A libertarian, a liberal, a veteran, and a pacifist walk into a bar. This sounds like an old joke. What do they hold in common? Actually, a lot more than you would think. We have had real conversations with people in all these categories in our state. While reasons differ, they all agree that it is time for Congress to reassert its constitutional authority in war and military action.
West Virginians have always been at the forefront of service and defense. We recently lost another service person and just sent 500 Guardsmen into murky theaters of conflict. Yet there has been no official Declaration of War by Congress since 1942. Since then, Congress has used Authorized Use of Military Force resolutions to give the president authority to commit military forces in the Persian Gulf (1991), Afghanistan (2001) and Iraq (2002).
An AUMF is meant to be targeted and specific within a time frame.

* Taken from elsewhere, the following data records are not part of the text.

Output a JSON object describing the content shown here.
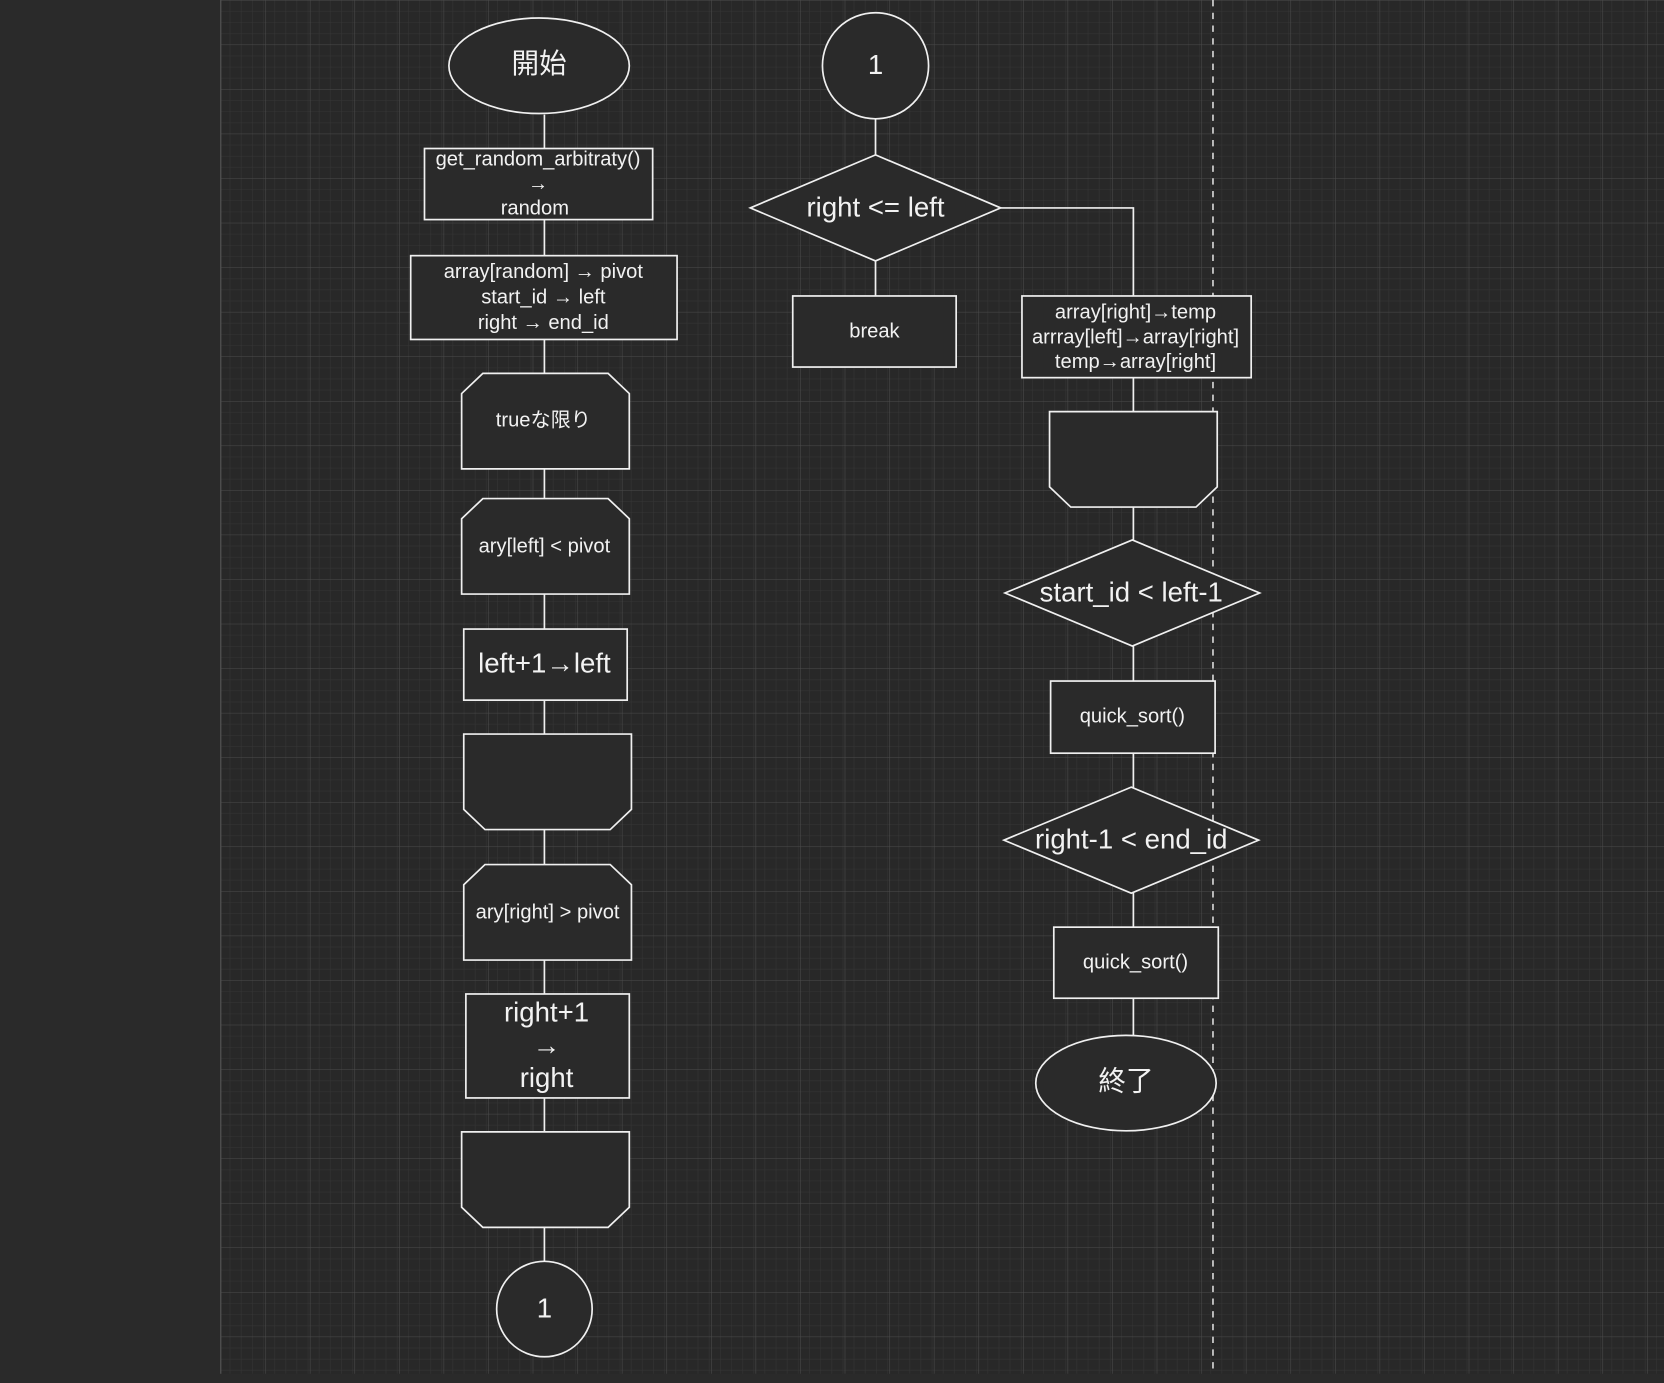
{
  "colors": {
    "canvas_bg": "#282828",
    "sidebar_bg": "#2a2a2a",
    "stroke": "#f0f0f0",
    "text": "#f2f2f2"
  },
  "left_column": {
    "start": "開始",
    "step1": [
      "get_random_arbitraty()",
      "→",
      "random"
    ],
    "step2": [
      "array[random] → pivot",
      "start_id → left",
      "right → end_id"
    ],
    "loop1_start": "trueな限り",
    "loop2_start": "ary[left] < pivot",
    "step3": "left+1→left",
    "loop2_end": "",
    "loop3_start": "ary[right] > pivot",
    "step4": [
      "right+1",
      "→",
      "right"
    ],
    "loop3_end": "",
    "connector": "1"
  },
  "right_column": {
    "connector": "1",
    "decision1": "right <= left",
    "break": "break",
    "swap": [
      "array[right]→temp",
      "arrray[left]→array[right]",
      "temp→array[right]"
    ],
    "loop1_end": "",
    "decision2": "start_id < left-1",
    "call1": "quick_sort()",
    "decision3": "right-1 < end_id",
    "call2": "quick_sort()",
    "end": "終了"
  }
}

The Gulf and Iraq wars are officially over. All these AUMFs are still in force; the 2002 AUMF is being touted as statutory justification to attack Iran, and the 2001 AUMF has been used by the executive branch in three administrations to justify 41 military actions in 19 countries, some against forces that did not even exist in 2001. This includes the 18-year-old “endless war” in Afghanistan today — our country’s longest conflict, by far.
Libertarian, liberal, veteran or pacifist can describe many West Virginians. Since our federal representatives are not with our friends in the bar, they need to hear from citizens. There are now several legislative proposals in the House and the Senate to repeal these outdated AUMFs. Doing so would not prevent the administration from responding to attacks, and would give Congress eight months to determine where, when, how and to what purpose our forces may be used, as the Constitution mandates, without putting current operations in jeopardy.
If you believe that Congress should uphold the responsibility given to them by the Constitution, please contact Sens. Shelly Moore Capito and Joe Manchin to tell them. Ask Reps. McKinley and Miller to join Rep. Mooney in co-sponsoring a repeal of the 2001 AUMF and to be vocal on the repeal of the others.
Let’s put our joke analogy aside. We should initiate military action sparingly and go to war rarely; and when the decision needs to be made, it should be made and overseen by Congress, as the Constitution specifies. It’s no laughing matter.